■ PROBLEM DETAILS
Look for the word "icon" in the material below, then report each line where it occurs.

■ EXERCISE DATA
══════

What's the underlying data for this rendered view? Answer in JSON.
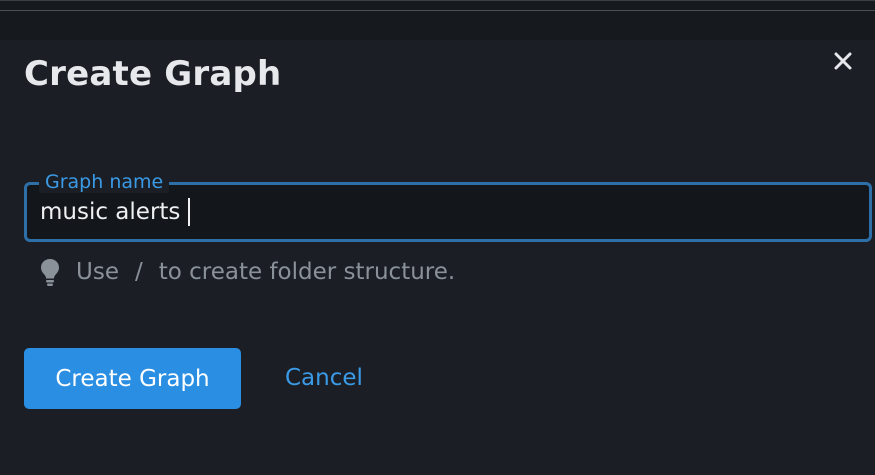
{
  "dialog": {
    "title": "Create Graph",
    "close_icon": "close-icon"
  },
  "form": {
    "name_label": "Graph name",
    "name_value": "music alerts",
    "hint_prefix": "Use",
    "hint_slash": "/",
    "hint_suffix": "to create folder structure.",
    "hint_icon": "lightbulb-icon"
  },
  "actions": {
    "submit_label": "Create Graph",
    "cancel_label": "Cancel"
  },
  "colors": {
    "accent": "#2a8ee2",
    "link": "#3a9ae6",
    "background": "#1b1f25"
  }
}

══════

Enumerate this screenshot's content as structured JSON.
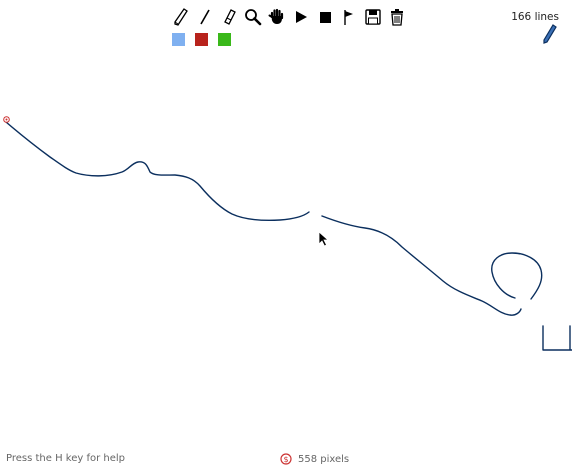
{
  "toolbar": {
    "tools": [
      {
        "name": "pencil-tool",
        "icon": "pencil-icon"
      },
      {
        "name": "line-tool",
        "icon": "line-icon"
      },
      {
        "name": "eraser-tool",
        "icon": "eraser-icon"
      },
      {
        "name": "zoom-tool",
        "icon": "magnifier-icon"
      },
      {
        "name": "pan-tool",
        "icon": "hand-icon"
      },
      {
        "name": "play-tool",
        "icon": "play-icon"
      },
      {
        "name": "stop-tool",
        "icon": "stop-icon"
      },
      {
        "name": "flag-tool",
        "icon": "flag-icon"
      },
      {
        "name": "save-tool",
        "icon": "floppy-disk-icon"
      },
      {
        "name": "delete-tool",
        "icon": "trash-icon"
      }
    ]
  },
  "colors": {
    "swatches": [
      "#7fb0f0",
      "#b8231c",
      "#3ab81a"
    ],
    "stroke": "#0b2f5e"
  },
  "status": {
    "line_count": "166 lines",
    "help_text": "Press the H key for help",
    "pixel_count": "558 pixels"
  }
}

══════

■ SOLUTION
    "close_icon": "close-icon"
    "hint_icon": "lightbulb-icon"
        "icon": "pencil-icon"
        "icon": "line-icon"
        "icon": "eraser-icon"
        "icon": "magnifier-icon"
        "icon": "hand-icon"
        "icon": "play-icon"
        "icon": "stop-icon"
        "icon": "flag-icon"
        "icon": "floppy-disk-icon"
        "icon": "trash-icon"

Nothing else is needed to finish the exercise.